IJburg is Amsterdam’s newest neighbourhood.

Though the Netherlands is known for its land reclamation projects, IJburg is built on soil and sand that has been transported and piled up along the Eastern banks of the IJ (pronounced like eye), the major waterway that runs between North and Central Amsterdam and eventually to the North Sea.

IJburg2

IJburg

As it is the focus of much current development in Amsterdam, IJburg is home to some very experimental (/cutting-edge/progressive) architecture and urban design. A lot of it comes from the schools of urban planning and architecture that are viewed as best practice today: the avoidance of single developers and monotonous housing projects with little architectural variance, and the championing of mixed-use, diverse and walkable settlements — the tenets of contemporary urbanism toward the realization of a “livable city”.

One way these lofty ideals are being achieved is the allowance for people to design their own houses.  As peoples’ preferences are unsurprisingly varied, there is a lot of diversity in housing-form. Classical Amsterdam Canal-houses are set alongside dramatic post-Modern homes. (For example, an entirely yellow facade, articulated by small windows on the upper floors). The result is a highly varied and engaging streetscape and a whole-hearted departure from the traditionally homogenous suburb.

IJburg3

A starkly yellow facade, alongside less extreme post-modern homes

IJburg4

Urban Planning, a relatively new, and constantly self-justifying discipline has yet to fully heal its reputation from the misguided and heavy-handed plans that defined the field in the 1960s. The success or failure of IJburg, and the urban plan that is guiding its growth, will make a strong statement about the legitimacy of the theories of Urban Planning — and indeed of the entire discipline – today.

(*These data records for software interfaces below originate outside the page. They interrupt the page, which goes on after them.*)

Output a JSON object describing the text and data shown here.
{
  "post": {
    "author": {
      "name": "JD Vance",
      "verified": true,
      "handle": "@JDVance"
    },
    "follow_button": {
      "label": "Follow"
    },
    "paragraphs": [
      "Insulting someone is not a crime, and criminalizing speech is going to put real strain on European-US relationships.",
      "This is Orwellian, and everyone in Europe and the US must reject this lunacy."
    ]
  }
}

Grey

I visited IJburg on a grey March day. The cold wind blew fiercely, making biking difficult, especially on the bridges between the neighbourhoods and islands of Indischebuurt and Zeeburg along the way.

That despite the weather, I felt good in IJburg, is a real testament to the quality of this housing project. A good place feels good in the shimmering days of mid-Summer, but also on the greyest, coldest Winter afternoons.

As a place of urban experimentation, IJburg inspired a lot of thought. Here are some notes on the neighbourhood that I jotted down while exploring earlier today.

☉IJburg is a strong skeleton for a city. But because it is intensely planned, it unavoidably feels that way. People react negatively to places that feel over-planned: spaces that are sterile and uninspiring. With time, however, the messy urbanism that makes cities spontaneous, dynamic and desirable will find its way into IJburg. Once the buildings and infrastructure begin to decay, and the neighbourhood is truly lived in, this has the potential to be an exciting part of the city. IJburg is healthy bones.

☉(Another related possibility is that if there were an economic collapse, and developers/the city became no longer able to continue with its development, informal ways of engaging with urban space becoming the norm, IJburg would provide a good setting for creativity & experimentation)

☉The newest parts of IJburg, those developments at its edge that are mostly vacant or are in the process of being constructed also feel full of potential. Unlike that ghostly feeling you get from the newest phase of a gated community in Florida or empty towers in resort condominiums built for time-share users, the emptiness of the newest parts of IJburg feel like they will soon be home to a busy and well-used city. The potential-energy in IJburg is palatable.

☉IJburg is built strongly in the tradition of a early 20th century North American urbanism. It is cozy, and people-sized, but is makes space for car use. The scale reminded me of Rosemount or the Plateau in Montreal.

☉Rather than thinking of IJburg as an extension of central Amsterdam, it might be better to conceptualize it as its own world: a nearby, highly connected village. IJburg’s communications with Amsterdam are strong. The 26-Tram runs every 6 minutes mid-day, and commuters are invited to bring their bikes on board (the only tram in the city to allow this). At €1.95 per trip, the ride is affordable. The 26 also takes an interesting journey through the city from its Eastern edge to the centre. More of a commuter-train, the tram’s route is equipped with level railroad crossings that stop traffic until it passes. This makes the journey to Centraal Station quite fast.

IJburg5

Toward the end of my exploring, I found a part of IJburg that has not been built on yet. It is a heap of sand that protrudes out into the IJ. It is a wild, desertous dune-scape, that, though empty now, feels alive with the city that will grow over it. I walked to the edge of the sandy peninsula and stood, facing the water and the wind. I thought to myself: the Netherlands is a present place. Not too caught up in its history, it embraces and is playful with growth and change.